The humble war memorial makes him a liar. Even an internal investigation of the imperial army stated succinctly that young Jews had volunteered above the national average. Unfortunately the Ludendorff lie was never officially denied. That and the so called dagger legend provided substantial ammunition for the lethal propaganda of the Nazis only a little later. Nevertheless, it remains for me an unsolved mysterious question: why could the Holocaust happen in a nation of such cultural ranking, in the “country of the poets and thinkers” as we like to be called? Although I reject a collective, ever-lasting guilt, including one for me personally, since I was only ten years old at the end of the war, I will be haunted by these facts until the end of my life, especially in the vivid, up close experience of the “Reichskristallnacht” (1). I deplore the lack of a plausible explanation for this mystery. Many experts in world history have tried it. No human being with the exception, perhaps, of Jesus of Nazareth, was philosophically, psychologically, gastro-entero-and otherwise – logically taken apart and reassembled like Adolf Hitler. “And at the end, nobody knows nothing” my grandfather decided, not aware of the grammar mistake (typical for our Franconian dialect and often made in English as well: double negation!) –

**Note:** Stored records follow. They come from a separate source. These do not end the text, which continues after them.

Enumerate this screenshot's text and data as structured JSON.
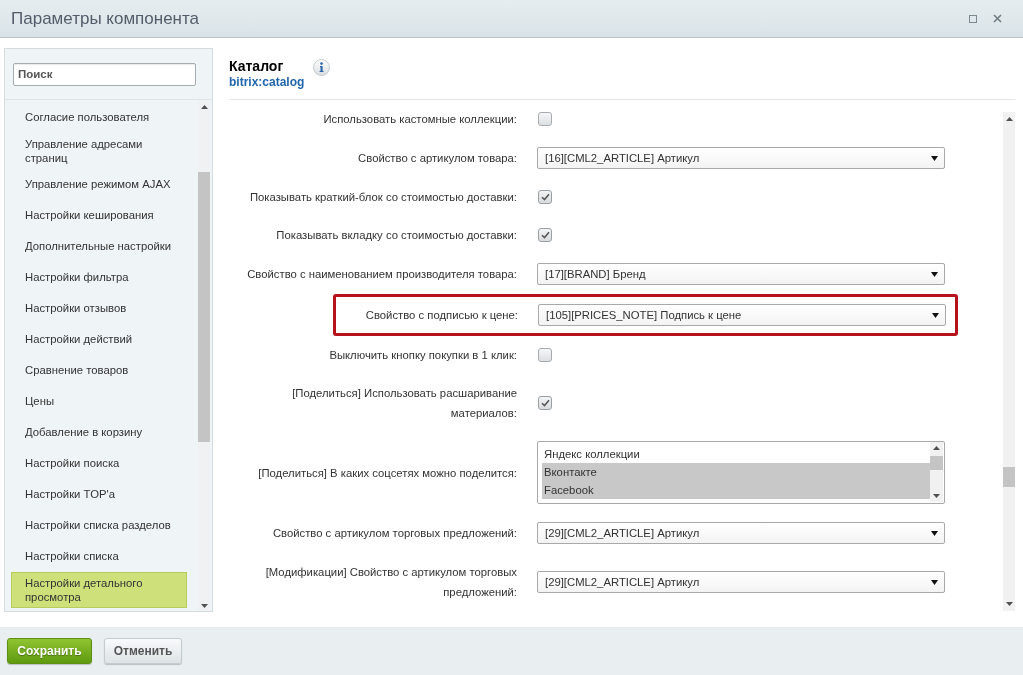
{
  "window": {
    "title": "Параметры компонента"
  },
  "sidebar": {
    "search": {
      "placeholder": "Поиск"
    },
    "items": [
      {
        "label": "Согласие пользователя",
        "selected": false
      },
      {
        "label": "Управление адресами страниц",
        "selected": false
      },
      {
        "label": "Управление режимом AJAX",
        "selected": false
      },
      {
        "label": "Настройки кеширования",
        "selected": false
      },
      {
        "label": "Дополнительные настройки",
        "selected": false
      },
      {
        "label": "Настройки фильтра",
        "selected": false
      },
      {
        "label": "Настройки отзывов",
        "selected": false
      },
      {
        "label": "Настройки действий",
        "selected": false
      },
      {
        "label": "Сравнение товаров",
        "selected": false
      },
      {
        "label": "Цены",
        "selected": false
      },
      {
        "label": "Добавление в корзину",
        "selected": false
      },
      {
        "label": "Настройки поиска",
        "selected": false
      },
      {
        "label": "Настройки TOP'а",
        "selected": false
      },
      {
        "label": "Настройки списка разделов",
        "selected": false
      },
      {
        "label": "Настройки списка",
        "selected": false
      },
      {
        "label": "Настройки детального просмотра",
        "selected": true
      }
    ]
  },
  "component": {
    "title": "Каталог",
    "code": "bitrix:catalog"
  },
  "form": {
    "rows": [
      {
        "kind": "checkbox",
        "label": "Использовать кастомные коллекции:",
        "checked": false,
        "highlighted": false
      },
      {
        "kind": "select",
        "label": "Свойство с артикулом товара:",
        "value": "[16][CML2_ARTICLE] Артикул",
        "highlighted": false
      },
      {
        "kind": "checkbox",
        "label": "Показывать краткий-блок со стоимостью доставки:",
        "checked": true,
        "highlighted": false
      },
      {
        "kind": "checkbox",
        "label": "Показывать вкладку со стоимостью доставки:",
        "checked": true,
        "highlighted": false
      },
      {
        "kind": "select",
        "label": "Свойство с наименованием производителя товара:",
        "value": "[17][BRAND] Бренд",
        "highlighted": false
      },
      {
        "kind": "select",
        "label": "Свойство с подписью к цене:",
        "value": "[105][PRICES_NOTE] Подпись к цене",
        "highlighted": true
      },
      {
        "kind": "checkbox",
        "label": "Выключить кнопку покупки в 1 клик:",
        "checked": false,
        "highlighted": false
      },
      {
        "kind": "checkbox",
        "label": "[Поделиться] Использовать расшаривание материалов:",
        "checked": true,
        "highlighted": false
      },
      {
        "kind": "listbox",
        "label": "[Поделиться] В каких соцсетях можно поделится:",
        "options": [
          {
            "label": "Яндекс коллекции",
            "selected": false
          },
          {
            "label": "Вконтакте",
            "selected": true
          },
          {
            "label": "Facebook",
            "selected": true
          }
        ],
        "highlighted": false
      },
      {
        "kind": "select",
        "label": "Свойство с артикулом торговых предложений:",
        "value": "[29][CML2_ARTICLE] Артикул",
        "highlighted": false
      },
      {
        "kind": "select",
        "label": "[Модификации] Свойство с артикулом торговых предложений:",
        "value": "[29][CML2_ARTICLE] Артикул",
        "highlighted": false
      }
    ]
  },
  "buttons": [
    {
      "label": "Сохранить",
      "kind": "primary"
    },
    {
      "label": "Отменить",
      "kind": "secondary"
    }
  ]
}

(1) The “Reichskristallnacht” (Night of Broken Glass) was a well-organized onslaught on Jewish individuals, families, their homes and businesses, in October 1938. My family and the Jewish Lux family shared a rental house in 13 Nürnberger Strasse, they on the first we on the second floor. At about 10,30 in the night a lot of noise arose in the street. My mother, curious and fearful went downstairs to investigate. When she arrived at the house door, SA – men in uniform also arrived and started to intrude, shoving my mother out of their way and calling her names like “Judensau” (Jewish Pig). She came back up in tears and cried aloud; I could not console her and my papa was away on a repair job in a distant grist mill. The SA guys smashed in the two doors from the hallway into the Lux apartment, toppled all the furniture, threw kitchen utensils and everything mobile around, ripped pictures off the walls and trampled most of the stuff kaputt; the row, mixed with the cries of the Lux family and the yelling of the SA thugs, was catastrophic. I saw the extend of the destruction the next morning on my way to kindergarten, peeking through the open doors. The Luxes were sitting on piles of trash, silent and still in shock. From that horrible night on my mama and I were done with the Nazis.

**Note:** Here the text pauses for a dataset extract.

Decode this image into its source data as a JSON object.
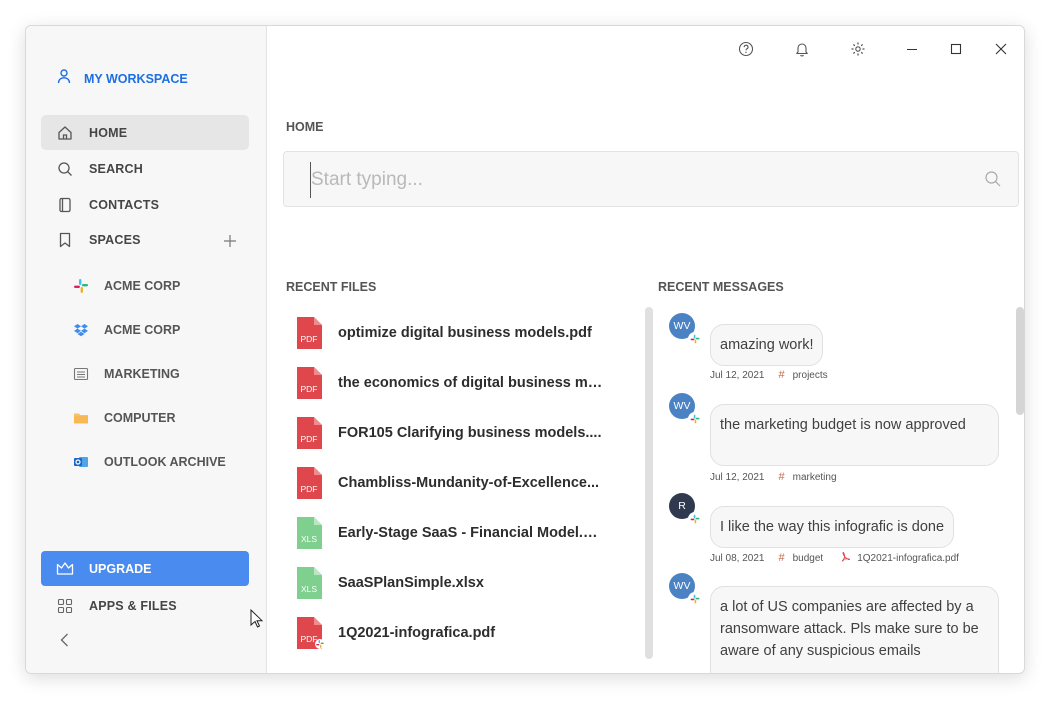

After the Wehrmacht had conquered Poland, in the Fall 1939, the Lux family was deported there. The Nazi propaganda told us that they would receive a piece of land to settle. My parents expressed their sincere hope that this would be the truth and the Lux family would be fine.
Only after the war we learned the horrific truth and had a very hard time believing it.
Excerpt from my memoirs, “All My Aunts”.